New York in 1767. E. Fritscher, Valentine's Manual.

St. Paul's Church, with Park Row building (left) and St. Paul building (right), photo by A. Wittemann 1902.
In 1767, church spires were the most remarkable features of New York's downtown skyline view. But by 1902, the steeples of Trinity Church and St. Paul's were surrounded and dwarfed by the new "skyscrapers" of the financial district.

On September 11, 2001, three churches were standing directly in the shadow of the World Trade Center's twin towers. Two of them, shielded by other structures, survived. One did not.
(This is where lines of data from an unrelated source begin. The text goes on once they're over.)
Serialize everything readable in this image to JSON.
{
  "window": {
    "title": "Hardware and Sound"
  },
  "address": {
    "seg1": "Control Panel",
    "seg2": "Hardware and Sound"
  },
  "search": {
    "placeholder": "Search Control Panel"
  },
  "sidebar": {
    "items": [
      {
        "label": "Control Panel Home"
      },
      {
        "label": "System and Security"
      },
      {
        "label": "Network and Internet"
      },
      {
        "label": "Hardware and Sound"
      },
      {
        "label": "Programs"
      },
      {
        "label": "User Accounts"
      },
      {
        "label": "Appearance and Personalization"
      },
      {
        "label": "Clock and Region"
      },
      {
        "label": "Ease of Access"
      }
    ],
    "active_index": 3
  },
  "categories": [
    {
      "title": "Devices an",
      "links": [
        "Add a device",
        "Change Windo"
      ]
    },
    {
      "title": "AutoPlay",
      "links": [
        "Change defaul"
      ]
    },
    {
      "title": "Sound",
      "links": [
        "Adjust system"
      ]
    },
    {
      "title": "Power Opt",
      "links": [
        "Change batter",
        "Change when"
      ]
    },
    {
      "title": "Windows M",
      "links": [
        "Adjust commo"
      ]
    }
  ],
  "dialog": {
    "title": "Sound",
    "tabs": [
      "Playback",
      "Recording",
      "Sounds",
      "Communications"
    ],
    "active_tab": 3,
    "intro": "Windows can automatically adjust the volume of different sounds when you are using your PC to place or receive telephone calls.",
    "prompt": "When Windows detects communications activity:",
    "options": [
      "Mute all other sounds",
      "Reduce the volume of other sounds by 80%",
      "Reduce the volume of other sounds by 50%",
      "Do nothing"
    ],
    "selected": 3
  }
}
A humble whitewashed church, built by hard-working immigrants in 1916, St. Nicholas Greek Orthodox Church welcomed congregants, sailors and visitors from all over the world. At 9:59 a.m, September 11, "the white altar candles were violently extinguished. The sweet scent of incense was blown away by the acrid smell of senseless destruction. And the walls came tumbling down." The Greek Orthodox Church in America has pledged to rebuild the church and has founded The September 11 Relief Fund for the children of the missing, according to His Eminence Archbishop Demetrios, "to reaffirm our belief in all that is good and right."
Historic St. Paul's Episcopal Chapel and a smaller Roman Catholic Chapel, St. Joseph's, suffered only minor damage. Like all buildings near Ground Zero, they were first enveloped in a cloud of black smoke and then covered - inside and out - with thick layers of white dust that left much of lower Manhattan eerily reminiscent of Pompeii. Most poignantly, flying papers blown from desktops drifted down, blanketing the historic churchyards and their graves. Both churches were opened soon after the collapse of the twin towers to serve the rescue teams.
Interior St. Paul's Chapel, New York Public Library Picture Collection.

St. Joseph's Roman Catholic Chapel, located in the Gateway Plaza complex just west of the Trade Center, was turned into an emergency supply center by a small band of neighborhood volunteers. According to a story by Dan Barry in the New York Times (September 23, 2001) "the red-upholstered chairs were moved out, replaced by stacks of boxes. Someone used a red pen on the chapel's walls to mark places where certain supplies were to be stored. To the right of a statue of St. Francis of Assisi was written 'meds'; to the left, 'clothes.'

St. Paul's 1795, from The New-York Magazine or Literary Repository.
Historical Footnote:
St. Paul's Episcopal Chapel is a famous New York City landmark. Located just a block from the World Trade Center site, it is Manhattan's only existing pre-Revolutionary building. Constructed in 1766, (tower and steeple, 1796) it survived the Great Fire that destroyed 80% of the city (including nearby Trinity Church) ten years later. Built of Manhattan schist, the bedrock in which New York's skyscrapers are anchored, it personifies the survival power of this great city.



  • To see how St. Paul's survived and continued to serve rescue workers at Ground Zero, go to The Trinity Church Photo Gallery.
  • To learn more about St. Nicholas, go to the Greek Orthodox Archdiocese of America special website.
  • Read NPR's story about how the town of Bari, Italy, is helping to rebuild St. Anthony's.
  • About St. Anthony's: "Determined Volunteers Camped Out To Pitch In" by Dan Barry, The New York Times, September 23, 2001.
  • "Near Ground Zero, Unbowed Spires" by David W. Dunlap, The New York Times, September 30, 2001.
  • One Month Later: "The Ways of Remembering", Letters to the New York Times, October 11, 2001.



  • Important images, video and audio related to the WTC tragedy are preserved and organized in The September 11 Digital Archive, a project of the American Social History Project/CUNY and George Mason's Center for History and New Media.
  • For a comprehensive list of links, visit September 11 Resources, from the New York Council for the Humanities.
  • Read poems found in Lower Manhattan, post 9/11, at the People's Poetry Gathering.
  • The twin towers attack from A Historical Perspective online at the Gotham Center for New York City History.



  • Read different ideas for rebuilding Downtown Manhattan at Imagine New York, a project of the Municipal Art Society.
  • Visit to hear opinions on redevelopment from the people who work and live in Lower Manhattan.
  • More on rebuilding Downtown Manhattan from Metropolis Magazine.